Is 45 Too Old For Donor Eggs? By Marna Gatlin
“You’re kidding, right? Don’t you think you are a little old to be having a baby at your age?” is an accusation often heard by many mothers who become egg donor recipients after 45.
Marna Gatlin, Founder of non-profit group Parents Via Egg Donation (PVED) in Oregon, reports that—once people learn that a toddler or youngster is not, in fact, a grandchild, but the child of a woman who has reached her 50s—reactions can be hurtful.
Now 47 and working on an MA in Science, Gatlin had a son via IVF egg donation when she was 38 and believes that society is too quick to “point the finger” and judge women who have a child at 45 or older.
“The majority of the public are okay with women having children up until age 45 – after that, we begin to hear negative comments such as ‘Have you lost your mind?’” says Gatlin.
“I know that older women—especially those over 50—are judged more often when they choose to carry a pregnancy.”
“Society tends to cheer on over-40 women who adopt because they are giving a child a chance for a better life,” she continues, “but it’s utterly ridiculous that those who choose to carry a child are often looked down upon.”
According to Gatlin, PVED has many member mothers who are having their first child after 40 and that the age range runs as high as 58.
“The oldest mom we have right now is a 65 year old mom who had her child when she was 55,” she says. “I can remember that raised a few eyebrows!”
She says that the mother is in “picture perfect health” and runs regularly with her now ten-year-old daughter who doesn’t see anything unusual in having a mom who is old enough to be her grandmother.
When asked if there should be an age limit for egg donor recipients, Gatlin replies: “That’s a loaded question and I don’t think there’s a quick and easy answer.”
“I know a lot of really healthy 50 year olds who can out-run or exercise some unhealthy 35 year olds,” she says.
Despite this, however, Marna Gatlin admits that, at 47, she would not choose to have another child at her age.
“I probably do think there should be an age limit,” she says, “but I think it’s on a case by case basis”.
“Anytime we plan to bring a child into the world and into our families we need to think about the needs of the child and place them first.”
When it comes to egg donor patients, however, it appears that the clinics tend to see the fertility glass as half full when it comes to age.
“For example, if the recipient mother is 48 and the recipient father is 35, then they tend to view the age of the parent as 35, and vice versa,” says Gatlin.
“Typically, egg donor clinics are far more concerned about single mothers, regardless of their age,” she adds.
However, Gatlin suggests that our culture is steeped in outdated stereotypes of what women should be doing at different seasons of their lives—a pattern of thinking that is tough to get out of.
“As we approach the age of 50, society thinks we should be shipping our children off to college, not bringing them into the world,” she says.
In fact, there’s almost an ageist taboo against later life motherhood.
“One of the biggest controversies surrounding moms who are 45+ is the age gap between them and their children,” points out Gatlin.
“The reaction is: ‘Oh my goodness, she’s having a baby at 50? Doesn’t she realize she’s going to be 70 when that child is 20?’”
Gatlin is insistent that this measure of whether or not women in their 40s or 50s should have children is a false one.
“No one knows when they are going to die.
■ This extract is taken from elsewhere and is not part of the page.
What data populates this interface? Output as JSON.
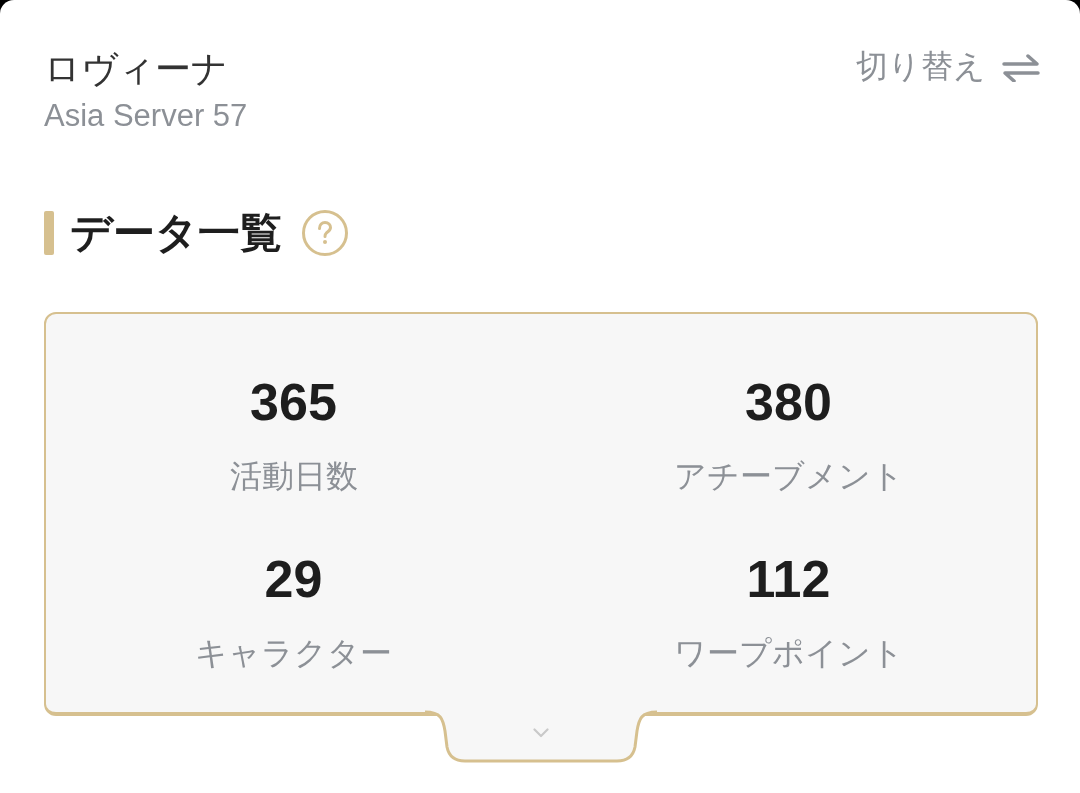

Accidents or disease can strike at any time,” warns Gatlin.
“Children are to be raised with love, acceptance, consistency, structure, and integrity – and they should be getting that regardless of the age of their parents.”
“Regardless how old you are, embrace the day, cherish your children and live each day to the fullest as you don’t know if it may be your last.”
Regarding becoming a mother in your 40s or older, Marna Gatlin’s advice is simple and to the point: “Buckle up because you are in for the ride of your life!”
Marna Gatlin, Founder, Parents Via Egg Donation